▶ To do
The listing is to be repeated exactly, and its pictures are to be left out.
Top of Extracted data
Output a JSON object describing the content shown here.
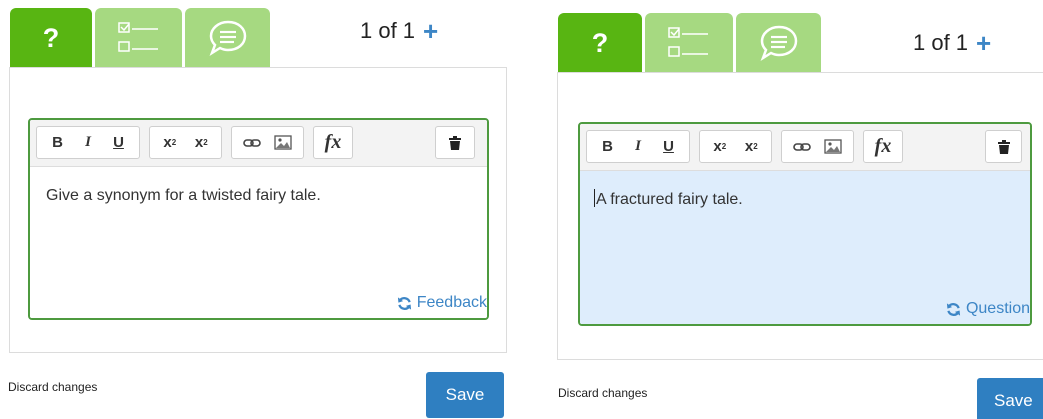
{
  "colors": {
    "tab_active": "#58b512",
    "tab_inactive": "#a6d981",
    "editor_border": "#4d9a3f",
    "link_blue": "#3d86c6",
    "save_button": "#2f7fc1",
    "answer_background": "#deedfc"
  },
  "panels": [
    {
      "tabs": [
        {
          "icon": "question-mark-icon",
          "label": "?",
          "active": true
        },
        {
          "icon": "checklist-icon",
          "active": false
        },
        {
          "icon": "speech-bubble-icon",
          "active": false
        }
      ],
      "counter": {
        "text": "1 of 1",
        "plus_icon": "plus-icon"
      },
      "toolbar": {
        "bold": "B",
        "italic": "I",
        "underline": "U",
        "superscript_icon": "superscript-icon",
        "subscript_icon": "subscript-icon",
        "link_icon": "link-icon",
        "image_icon": "image-icon",
        "formula": "fx",
        "delete_icon": "trash-icon"
      },
      "editor_text": "Give a synonym for a twisted fairy tale.",
      "switch_link": {
        "icon": "refresh-icon",
        "label": "Feedback"
      },
      "discard_label": "Discard changes",
      "save_label": "Save"
    },
    {
      "tabs": [
        {
          "icon": "question-mark-icon",
          "label": "?",
          "active": true
        },
        {
          "icon": "checklist-icon",
          "active": false
        },
        {
          "icon": "speech-bubble-icon",
          "active": false
        }
      ],
      "counter": {
        "text": "1 of 1",
        "plus_icon": "plus-icon"
      },
      "toolbar": {
        "bold": "B",
        "italic": "I",
        "underline": "U",
        "superscript_icon": "superscript-icon",
        "subscript_icon": "subscript-icon",
        "link_icon": "link-icon",
        "image_icon": "image-icon",
        "formula": "fx",
        "delete_icon": "trash-icon"
      },
      "editor_text": "A fractured fairy tale.",
      "switch_link": {
        "icon": "refresh-icon",
        "label": "Question"
      },
      "discard_label": "Discard changes",
      "save_label": "Save"
    }
  ]
}
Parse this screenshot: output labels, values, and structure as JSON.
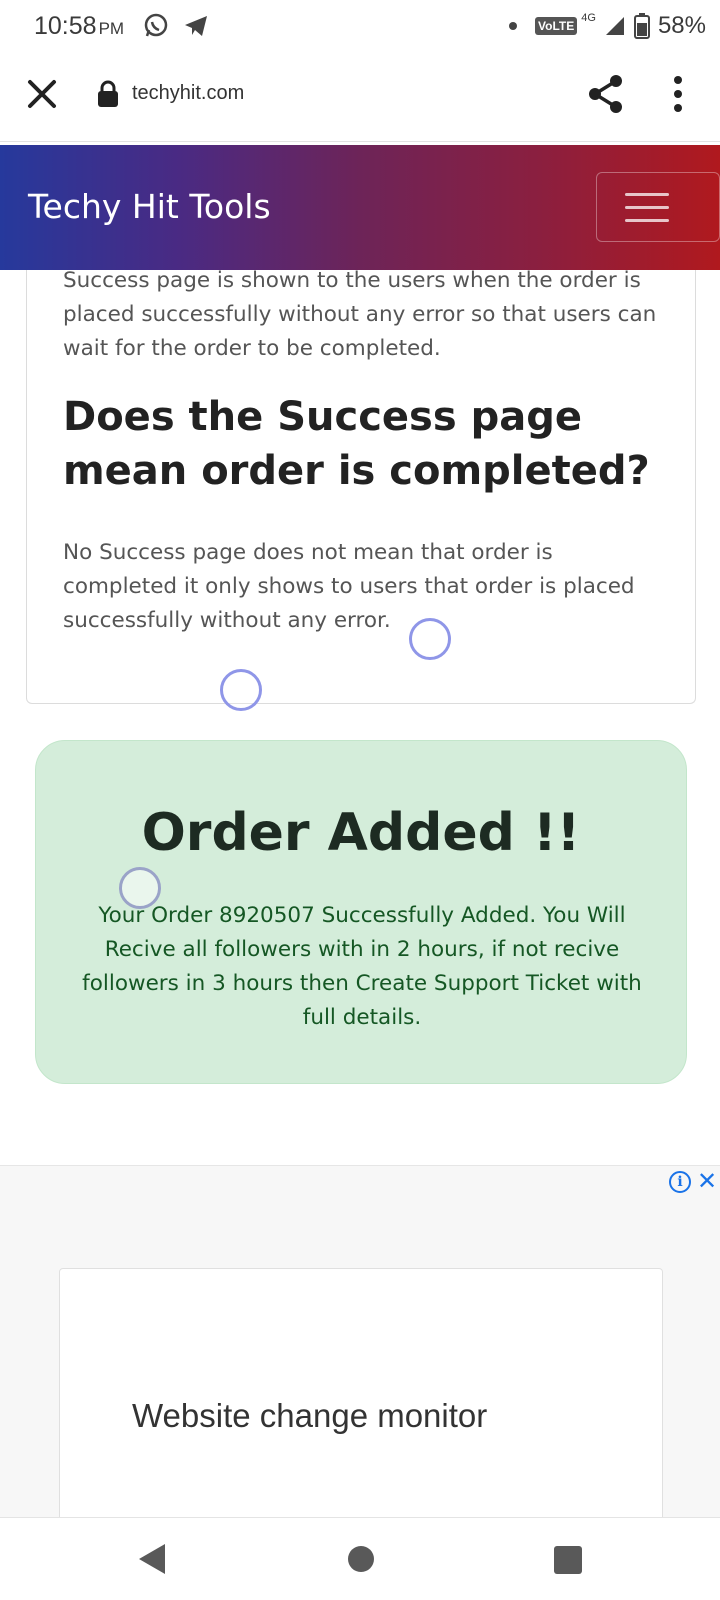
{
  "status_bar": {
    "time": "10:58",
    "ampm": "PM",
    "app_icons": [
      "whatsapp-icon",
      "telegram-icon"
    ],
    "volte": "VoLTE",
    "network": "4G",
    "battery": "58%"
  },
  "browser": {
    "url": "techyhit.com"
  },
  "site": {
    "title": "Techy Hit Tools"
  },
  "article": {
    "paragraph_1": "Success page is shown to the users when the order is placed successfully without any error so that users can wait for the order to be completed.",
    "heading": "Does the Success page mean order is completed?",
    "paragraph_2": "No Success page does not mean that order is completed it only shows to users that order is placed successfully without any error."
  },
  "alert": {
    "title": "Order Added !!",
    "message": "Your Order 8920507 Successfully Added. You Will Recive all followers with in 2 hours, if not recive followers in 3 hours then Create Support Ticket with full details."
  },
  "ad": {
    "info_label": "i",
    "close_label": "✕",
    "title": "Website change monitor"
  },
  "colors": {
    "header_gradient_start": "#26399c",
    "header_gradient_end": "#b0191e",
    "alert_background": "#d4edda",
    "alert_text": "#155724"
  }
}
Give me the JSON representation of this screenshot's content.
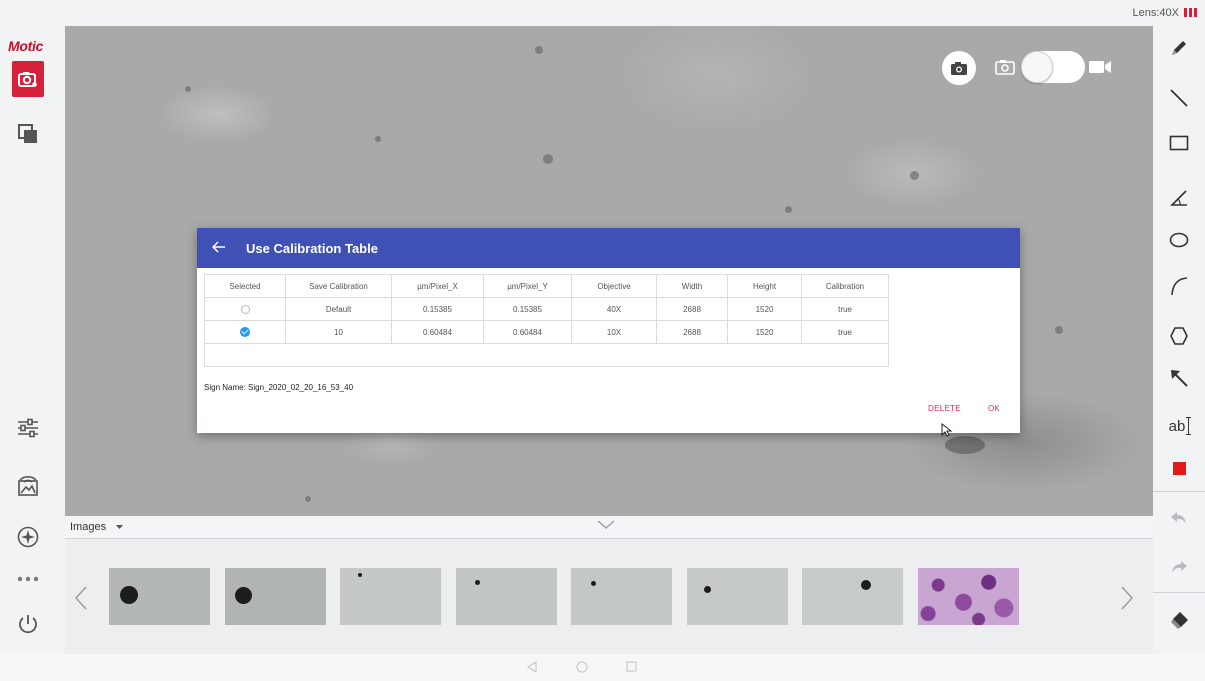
{
  "status_bar": {
    "lens": "Lens:40X"
  },
  "app": {
    "logo": "Motic"
  },
  "left_sidebar": {
    "items": [
      {
        "icon": "camera-icon"
      },
      {
        "icon": "gallery-icon"
      },
      {
        "icon": "adjust-sliders-icon"
      },
      {
        "icon": "wifi-image-icon"
      },
      {
        "icon": "compass-icon"
      },
      {
        "icon": "more-icon"
      },
      {
        "icon": "power-icon"
      }
    ]
  },
  "right_toolbar": {
    "tools": [
      "pencil-icon",
      "line-icon",
      "rectangle-icon",
      "angle-icon",
      "ellipse-icon",
      "arc-icon",
      "polygon-icon",
      "arrow-icon",
      "text-icon",
      "color-swatch-icon",
      "undo-icon",
      "redo-icon",
      "eraser-icon"
    ],
    "text_tool_label": "ab",
    "active_color": "#e21a1a"
  },
  "capture": {
    "mode": "photo"
  },
  "dialog": {
    "title": "Use Calibration Table",
    "columns": [
      "Selected",
      "Save Calibration",
      "µm/Pixel_X",
      "µm/Pixel_Y",
      "Objective",
      "Width",
      "Height",
      "Calibration"
    ],
    "rows": [
      {
        "selected": false,
        "save_calibration": "Default",
        "um_pixel_x": "0.15385",
        "um_pixel_y": "0.15385",
        "objective": "40X",
        "width": "2688",
        "height": "1520",
        "calibration": "true"
      },
      {
        "selected": true,
        "save_calibration": "10",
        "um_pixel_x": "0.60484",
        "um_pixel_y": "0.60484",
        "objective": "10X",
        "width": "2688",
        "height": "1520",
        "calibration": "true"
      }
    ],
    "sign_name": "Sign Name: Sign_2020_02_20_16_53_40",
    "delete_label": "DELETE",
    "ok_label": "OK"
  },
  "images_panel": {
    "dropdown_label": "Images"
  },
  "theme": {
    "primary": "#3f51b5",
    "accent": "#e91e63",
    "brand_red": "#d6213a",
    "radio_checked": "#2196f3"
  }
}
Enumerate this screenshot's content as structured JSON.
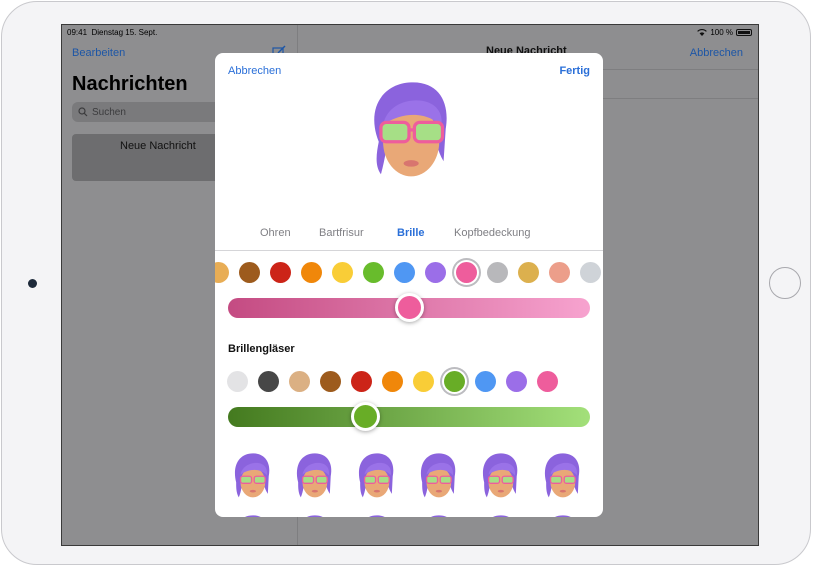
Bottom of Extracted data
▶ Solution to this task
Output a JSON object describing the content shown here.
{
  "colors": {
    "tab_active": "#58b512",
    "tab_inactive": "#a6d981",
    "editor_border": "#4d9a3f",
    "link_blue": "#3d86c6",
    "save_button": "#2f7fc1",
    "answer_background": "#deedfc"
  },
  "panels": [
    {
      "tabs": [
        {
          "icon": "question-mark-icon",
          "label": "?",
          "active": true
        },
        {
          "icon": "checklist-icon",
          "active": false
        },
        {
          "icon": "speech-bubble-icon",
          "active": false
        }
      ],
      "counter": {
        "text": "1 of 1",
        "plus_icon": "plus-icon"
      },
      "toolbar": {
        "bold": "B",
        "italic": "I",
        "underline": "U",
        "superscript_icon": "superscript-icon",
        "subscript_icon": "subscript-icon",
        "link_icon": "link-icon",
        "image_icon": "image-icon",
        "formula": "fx",
        "delete_icon": "trash-icon"
      },
      "editor_text": "Give a synonym for a twisted fairy tale.",
      "switch_link": {
        "icon": "refresh-icon",
        "label": "Feedback"
      },
      "discard_label": "Discard changes",
      "save_label": "Save"
    },
    {
      "tabs": [
        {
          "icon": "question-mark-icon",
          "label": "?",
          "active": true
        },
        {
          "icon": "checklist-icon",
          "active": false
        },
        {
          "icon": "speech-bubble-icon",
          "active": false
        }
      ],
      "counter": {
        "text": "1 of 1",
        "plus_icon": "plus-icon"
      },
      "toolbar": {
        "bold": "B",
        "italic": "I",
        "underline": "U",
        "superscript_icon": "superscript-icon",
        "subscript_icon": "subscript-icon",
        "link_icon": "link-icon",
        "image_icon": "image-icon",
        "formula": "fx",
        "delete_icon": "trash-icon"
      },
      "editor_text": "A fractured fairy tale.",
      "switch_link": {
        "icon": "refresh-icon",
        "label": "Question"
      },
      "discard_label": "Discard changes",
      "save_label": "Save"
    }
  ]
}
Parse this screenshot: output labels, values, and structure as JSON.
{
  "status_bar": {
    "time": "10:58",
    "ampm": "PM",
    "app_icons": [
      "whatsapp-icon",
      "telegram-icon"
    ],
    "volte": "VoLTE",
    "network": "4G",
    "battery": "58%"
  },
  "browser": {
    "url": "techyhit.com"
  },
  "site": {
    "title": "Techy Hit Tools"
  },
  "article": {
    "paragraph_1": "Success page is shown to the users when the order is placed successfully without any error so that users can wait for the order to be completed.",
    "heading": "Does the Success page mean order is completed?",
    "paragraph_2": "No Success page does not mean that order is completed it only shows to users that order is placed successfully without any error."
  },
  "alert": {
    "title": "Order Added !!",
    "message": "Your Order 8920507 Successfully Added. You Will Recive all followers with in 2 hours, if not recive followers in 3 hours then Create Support Ticket with full details."
  },
  "ad": {
    "info_label": "i",
    "close_label": "✕",
    "title": "Website change monitor"
  },
  "colors": {
    "header_gradient_start": "#26399c",
    "header_gradient_end": "#b0191e",
    "alert_background": "#d4edda",
    "alert_text": "#155724"
  }
}
Give me the JSON representation of this screenshot's content.
{
  "status_bar": {
    "lens": "Lens:40X"
  },
  "app": {
    "logo": "Motic"
  },
  "left_sidebar": {
    "items": [
      {
        "icon": "camera-icon"
      },
      {
        "icon": "gallery-icon"
      },
      {
        "icon": "adjust-sliders-icon"
      },
      {
        "icon": "wifi-image-icon"
      },
      {
        "icon": "compass-icon"
      },
      {
        "icon": "more-icon"
      },
      {
        "icon": "power-icon"
      }
    ]
  },
  "right_toolbar": {
    "tools": [
      "pencil-icon",
      "line-icon",
      "rectangle-icon",
      "angle-icon",
      "ellipse-icon",
      "arc-icon",
      "polygon-icon",
      "arrow-icon",
      "text-icon",
      "color-swatch-icon",
      "undo-icon",
      "redo-icon",
      "eraser-icon"
    ],
    "text_tool_label": "ab",
    "active_color": "#e21a1a"
  },
  "capture": {
    "mode": "photo"
  },
  "dialog": {
    "title": "Use Calibration Table",
    "columns": [
      "Selected",
      "Save Calibration",
      "µm/Pixel_X",
      "µm/Pixel_Y",
      "Objective",
      "Width",
      "Height",
      "Calibration"
    ],
    "rows": [
      {
        "selected": false,
        "save_calibration": "Default",
        "um_pixel_x": "0.15385",
        "um_pixel_y": "0.15385",
        "objective": "40X",
        "width": "2688",
        "height": "1520",
        "calibration": "true"
      },
      {
        "selected": true,
        "save_calibration": "10",
        "um_pixel_x": "0.60484",
        "um_pixel_y": "0.60484",
        "objective": "10X",
        "width": "2688",
        "height": "1520",
        "calibration": "true"
      }
    ],
    "sign_name": "Sign Name: Sign_2020_02_20_16_53_40",
    "delete_label": "DELETE",
    "ok_label": "OK"
  },
  "images_panel": {
    "dropdown_label": "Images"
  },
  "theme": {
    "primary": "#3f51b5",
    "accent": "#e91e63",
    "brand_red": "#d6213a",
    "radio_checked": "#2196f3"
  }
}
Enumerate this screenshot's content as structured JSON.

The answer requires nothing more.